:: Work to be completed ::
Every entry is to be restated exactly; pictures are not part of the copy.

══ Data records

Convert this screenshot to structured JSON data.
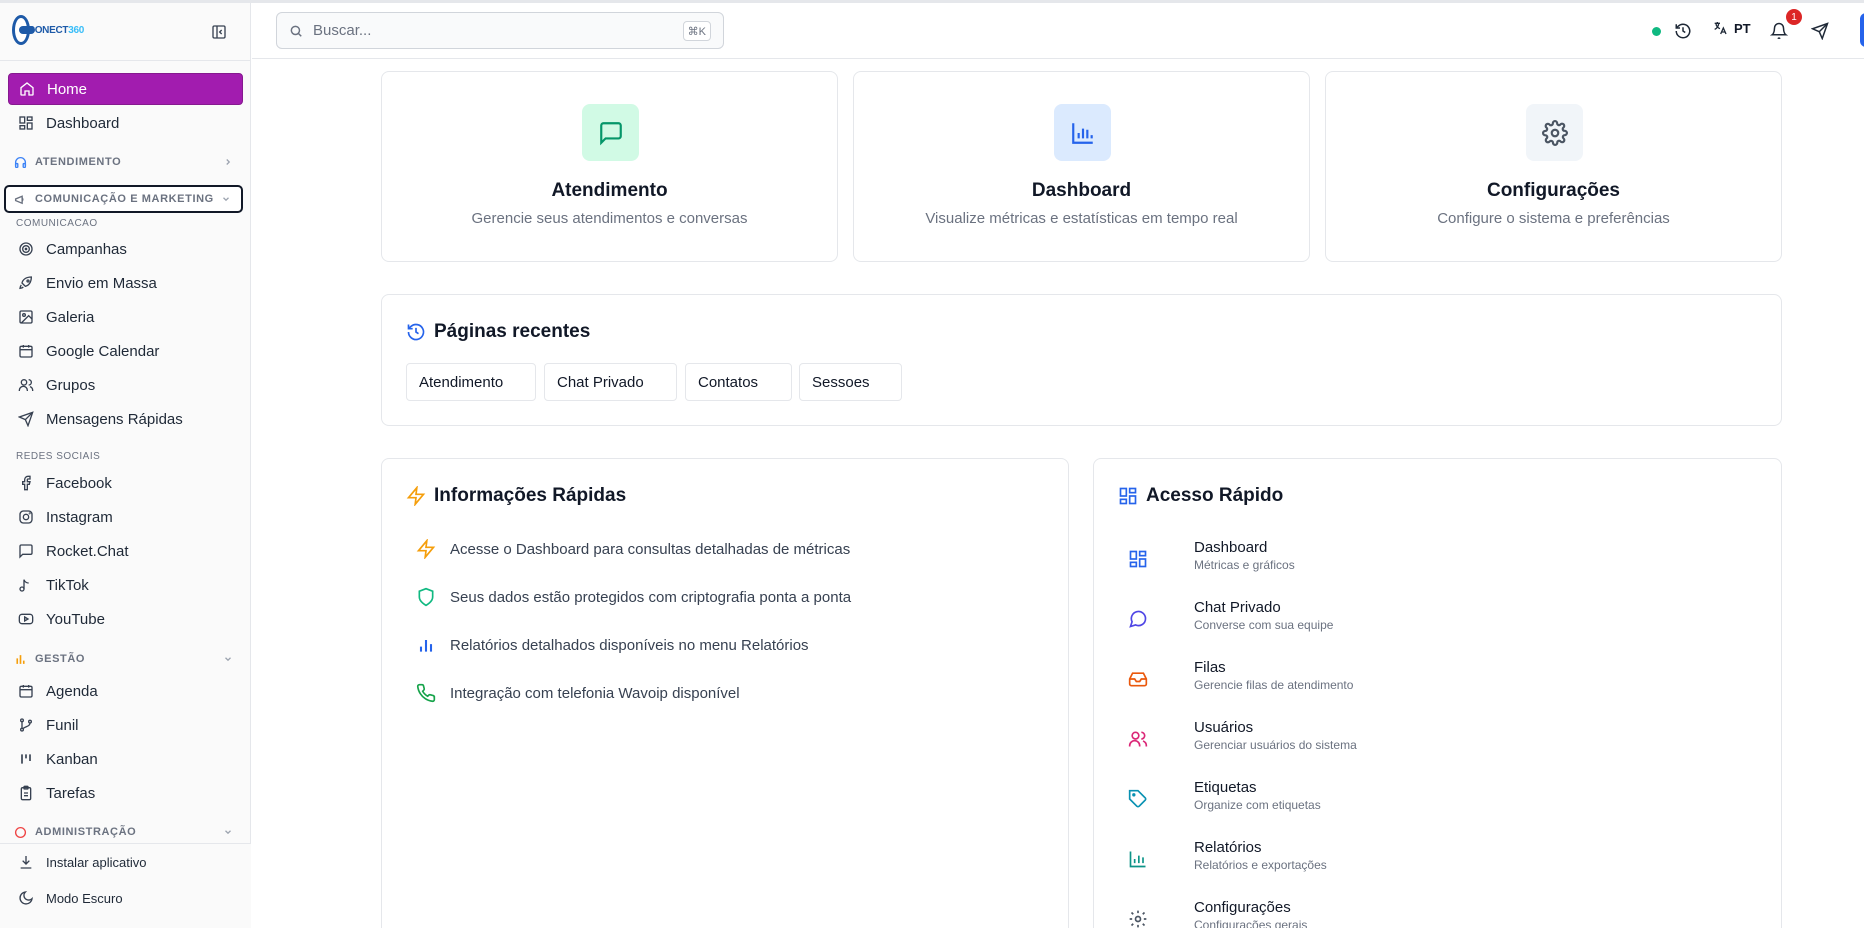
{
  "app": {
    "logo_text": "CONECT",
    "logo_suffix": "360"
  },
  "sidebar": {
    "home": "Home",
    "dashboard": "Dashboard",
    "section_atendimento": "ATENDIMENTO",
    "section_comunicacao": "COMUNICAÇÃO E MARKETING",
    "sub_comunicacao": "COMUNICACAO",
    "comunicacao_items": [
      "Campanhas",
      "Envio em Massa",
      "Galeria",
      "Google Calendar",
      "Grupos",
      "Mensagens Rápidas"
    ],
    "sub_redes": "REDES SOCIAIS",
    "redes_items": [
      "Facebook",
      "Instagram",
      "Rocket.Chat",
      "TikTok",
      "YouTube"
    ],
    "section_gestao": "GESTÃO",
    "gestao_items": [
      "Agenda",
      "Funil",
      "Kanban",
      "Tarefas"
    ],
    "section_admin": "ADMINISTRAÇÃO",
    "install_app": "Instalar aplicativo",
    "dark_mode": "Modo Escuro"
  },
  "header": {
    "search_placeholder": "Buscar...",
    "shortcut": "⌘K",
    "language": "PT",
    "notification_count": "1"
  },
  "features": [
    {
      "title": "Atendimento",
      "desc": "Gerencie seus atendimentos e conversas",
      "icon": "message-square-icon",
      "color": "#059669",
      "bg": "#d1fae5"
    },
    {
      "title": "Dashboard",
      "desc": "Visualize métricas e estatísticas em tempo real",
      "icon": "bar-chart-icon",
      "color": "#2563eb",
      "bg": "#dbeafe"
    },
    {
      "title": "Configurações",
      "desc": "Configure o sistema e preferências",
      "icon": "settings-icon",
      "color": "#4b5563",
      "bg": "#f1f5f9"
    }
  ],
  "recent": {
    "title": "Páginas recentes",
    "chips": [
      "Atendimento",
      "Chat Privado",
      "Contatos",
      "Sessoes"
    ]
  },
  "info": {
    "title": "Informações Rápidas",
    "items": [
      "Acesse o Dashboard para consultas detalhadas de métricas",
      "Seus dados estão protegidos com criptografia ponta a ponta",
      "Relatórios detalhados disponíveis no menu Relatórios",
      "Integração com telefonia Wavoip disponível"
    ]
  },
  "quick": {
    "title": "Acesso Rápido",
    "items": [
      {
        "title": "Dashboard",
        "sub": "Métricas e gráficos",
        "color": "#2563eb"
      },
      {
        "title": "Chat Privado",
        "sub": "Converse com sua equipe",
        "color": "#4f46e5"
      },
      {
        "title": "Filas",
        "sub": "Gerencie filas de atendimento",
        "color": "#ea580c"
      },
      {
        "title": "Usuários",
        "sub": "Gerenciar usuários do sistema",
        "color": "#db2777"
      },
      {
        "title": "Etiquetas",
        "sub": "Organize com etiquetas",
        "color": "#0891b2"
      },
      {
        "title": "Relatórios",
        "sub": "Relatórios e exportações",
        "color": "#0d9488"
      },
      {
        "title": "Configurações",
        "sub": "Configurações gerais",
        "color": "#4b5563"
      }
    ]
  }
}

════

:: Result of this exercise ::
Convert this screenshot to structured JSON data.
{
  "app": {
    "logo_text": "CONECT",
    "logo_suffix": "360"
  },
  "sidebar": {
    "home": "Home",
    "dashboard": "Dashboard",
    "section_atendimento": "ATENDIMENTO",
    "section_comunicacao": "COMUNICAÇÃO E MARKETING",
    "sub_comunicacao": "COMUNICACAO",
    "comunicacao_items": [
      "Campanhas",
      "Envio em Massa",
      "Galeria",
      "Google Calendar",
      "Grupos",
      "Mensagens Rápidas"
    ],
    "sub_redes": "REDES SOCIAIS",
    "redes_items": [
      "Facebook",
      "Instagram",
      "Rocket.Chat",
      "TikTok",
      "YouTube"
    ],
    "section_gestao": "GESTÃO",
    "gestao_items": [
      "Agenda",
      "Funil",
      "Kanban",
      "Tarefas"
    ],
    "section_admin": "ADMINISTRAÇÃO",
    "install_app": "Instalar aplicativo",
    "dark_mode": "Modo Escuro"
  },
  "header": {
    "search_placeholder": "Buscar...",
    "shortcut": "⌘K",
    "language": "PT",
    "notification_count": "1"
  },
  "features": [
    {
      "title": "Atendimento",
      "desc": "Gerencie seus atendimentos e conversas",
      "icon": "message-square-icon",
      "color": "#059669",
      "bg": "#d1fae5"
    },
    {
      "title": "Dashboard",
      "desc": "Visualize métricas e estatísticas em tempo real",
      "icon": "bar-chart-icon",
      "color": "#2563eb",
      "bg": "#dbeafe"
    },
    {
      "title": "Configurações",
      "desc": "Configure o sistema e preferências",
      "icon": "settings-icon",
      "color": "#4b5563",
      "bg": "#f1f5f9"
    }
  ],
  "recent": {
    "title": "Páginas recentes",
    "chips": [
      "Atendimento",
      "Chat Privado",
      "Contatos",
      "Sessoes"
    ]
  },
  "info": {
    "title": "Informações Rápidas",
    "items": [
      "Acesse o Dashboard para consultas detalhadas de métricas",
      "Seus dados estão protegidos com criptografia ponta a ponta",
      "Relatórios detalhados disponíveis no menu Relatórios",
      "Integração com telefonia Wavoip disponível"
    ]
  },
  "quick": {
    "title": "Acesso Rápido",
    "items": [
      {
        "title": "Dashboard",
        "sub": "Métricas e gráficos",
        "color": "#2563eb"
      },
      {
        "title": "Chat Privado",
        "sub": "Converse com sua equipe",
        "color": "#4f46e5"
      },
      {
        "title": "Filas",
        "sub": "Gerencie filas de atendimento",
        "color": "#ea580c"
      },
      {
        "title": "Usuários",
        "sub": "Gerenciar usuários do sistema",
        "color": "#db2777"
      },
      {
        "title": "Etiquetas",
        "sub": "Organize com etiquetas",
        "color": "#0891b2"
      },
      {
        "title": "Relatórios",
        "sub": "Relatórios e exportações",
        "color": "#0d9488"
      },
      {
        "title": "Configurações",
        "sub": "Configurações gerais",
        "color": "#4b5563"
      }
    ]
  }
}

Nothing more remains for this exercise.